Nairobi | Kampala | Kigali | Addis Ababa
Home » Insights » Kenya’s Labour Court Rules In A Landmark Decision That MNCs & TNCs Can Be Sued In Their Own Name In Kenya.

Kenya’s Labour Court Rules In A Landmark Decision That MNCs & TNCs Can Be Sued In Their Own Name In Kenya.

Justice Gakeri’s decision that Facebook’s parent company, Meta, can be sued in Kenya is a significant ruling for the tech giant and the multinationals operating through sub contracted companies in Kenya. The labour court judge rejected Meta’s claim that a Kenyan court had no jurisdiction over their business, paving the stage for the company to experience its first significant labor dispute outside of the United States.

Insights into the ruling.

Chris Motaung, a content moderator for Meta who was hired from South Africa by the outsourcing firm Sama, filed the lawsuit in Kenya claiming that the wages he received were as low as $2.20 per hour for him to watch explicit material, which left him with PTSD. He also claims that the working conditions were illegal under Kenyan law and amounted to forced labor and human trafficking.
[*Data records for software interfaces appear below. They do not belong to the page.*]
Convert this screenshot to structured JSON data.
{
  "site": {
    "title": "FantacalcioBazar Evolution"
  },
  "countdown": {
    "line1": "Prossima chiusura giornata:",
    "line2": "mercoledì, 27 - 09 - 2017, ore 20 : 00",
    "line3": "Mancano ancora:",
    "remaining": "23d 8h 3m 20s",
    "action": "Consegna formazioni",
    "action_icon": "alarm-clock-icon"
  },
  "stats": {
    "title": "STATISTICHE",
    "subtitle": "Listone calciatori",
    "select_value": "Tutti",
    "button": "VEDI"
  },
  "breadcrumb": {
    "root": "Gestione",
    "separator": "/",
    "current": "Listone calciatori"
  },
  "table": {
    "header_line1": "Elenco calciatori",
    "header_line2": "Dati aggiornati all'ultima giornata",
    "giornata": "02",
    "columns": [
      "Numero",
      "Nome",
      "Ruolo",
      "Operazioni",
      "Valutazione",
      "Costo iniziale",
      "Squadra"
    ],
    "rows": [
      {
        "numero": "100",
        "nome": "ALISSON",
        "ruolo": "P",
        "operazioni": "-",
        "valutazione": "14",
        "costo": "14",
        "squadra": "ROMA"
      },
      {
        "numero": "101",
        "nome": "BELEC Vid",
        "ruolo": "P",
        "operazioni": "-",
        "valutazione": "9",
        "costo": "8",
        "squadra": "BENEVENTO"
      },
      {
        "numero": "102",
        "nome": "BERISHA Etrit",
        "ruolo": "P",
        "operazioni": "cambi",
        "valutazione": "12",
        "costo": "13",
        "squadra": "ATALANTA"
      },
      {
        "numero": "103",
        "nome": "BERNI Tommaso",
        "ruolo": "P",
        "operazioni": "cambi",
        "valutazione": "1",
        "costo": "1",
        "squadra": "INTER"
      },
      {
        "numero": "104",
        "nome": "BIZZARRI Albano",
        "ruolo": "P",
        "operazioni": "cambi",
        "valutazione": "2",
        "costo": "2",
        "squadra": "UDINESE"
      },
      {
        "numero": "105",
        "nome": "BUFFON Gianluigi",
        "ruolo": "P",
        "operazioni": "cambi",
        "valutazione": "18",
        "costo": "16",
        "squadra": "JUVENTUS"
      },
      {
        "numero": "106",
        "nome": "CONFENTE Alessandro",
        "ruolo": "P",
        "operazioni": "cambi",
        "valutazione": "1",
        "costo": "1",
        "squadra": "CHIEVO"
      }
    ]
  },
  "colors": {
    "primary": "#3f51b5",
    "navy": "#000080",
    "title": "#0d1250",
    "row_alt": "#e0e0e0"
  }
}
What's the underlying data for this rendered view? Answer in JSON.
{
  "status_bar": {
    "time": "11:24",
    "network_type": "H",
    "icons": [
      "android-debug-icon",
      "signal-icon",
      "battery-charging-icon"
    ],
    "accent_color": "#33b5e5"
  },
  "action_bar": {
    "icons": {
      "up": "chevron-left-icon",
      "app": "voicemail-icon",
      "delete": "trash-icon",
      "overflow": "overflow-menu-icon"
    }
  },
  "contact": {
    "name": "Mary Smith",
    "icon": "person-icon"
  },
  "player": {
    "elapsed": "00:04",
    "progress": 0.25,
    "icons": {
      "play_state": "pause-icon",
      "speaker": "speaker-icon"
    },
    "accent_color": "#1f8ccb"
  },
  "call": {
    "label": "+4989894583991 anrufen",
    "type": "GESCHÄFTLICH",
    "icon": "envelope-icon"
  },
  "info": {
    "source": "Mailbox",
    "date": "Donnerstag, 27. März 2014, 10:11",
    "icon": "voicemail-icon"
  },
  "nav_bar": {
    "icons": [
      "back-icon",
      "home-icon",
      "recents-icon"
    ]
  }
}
The case claims that Meta operates within Kenya through its content moderation activities in Nairobi, modest staff and revenue from Kenyan advertising on its platform.

Meta argues that, they take their obligation to the moderators seriously and demand that their business partners offer market-beating compensation, benefits and assistance. Sama on its part, has rejected complaints about unfair wages, obscure hiring procedures and insufficient benefits for mental health.

Effect of the Ruling

The court in this preliminary ruling has made the determination that a firm is subject to Kenyan law as long as it has operations and conducts business within, and thus the court has jurisdiction to rule on any claims it has filed or is defending. This point was further supported by the case of Kanuri Limited and 3 others v. Uber Kenya Limited and 2 others (KEHC 138 (KLR) 2021), in which Judge Tuiyott denied Uber’s request to have the lawsuit dismissed because the plaintiff had asserted an agency relationship between Uber Kenya Limited, Uber International Holding B.V., and Uber International B.V. The court concluded that both the principal and agent can be sued jointly.

Given the foregoing several issues come to the fore:

  1. MNCs shall need to ensure their agents in various countries are upholding the highest standards in employee welfare. This means Audits being carried out and regular reporting to ensure that they are adhering to set standards.
  2. Tighter contractual agreements shall be required by the MNCs to shield themselves from liability especially with regard to indemnities the MNCs are entitled to in regard to liability that arises from their sub-contractors (agents).
  3. Business will now need to evaluate what services they need to outsource and what they can have done in house where they have effective control and are in a position to handle any employee disputes.
Web Hosting
Domain Registration
Website Design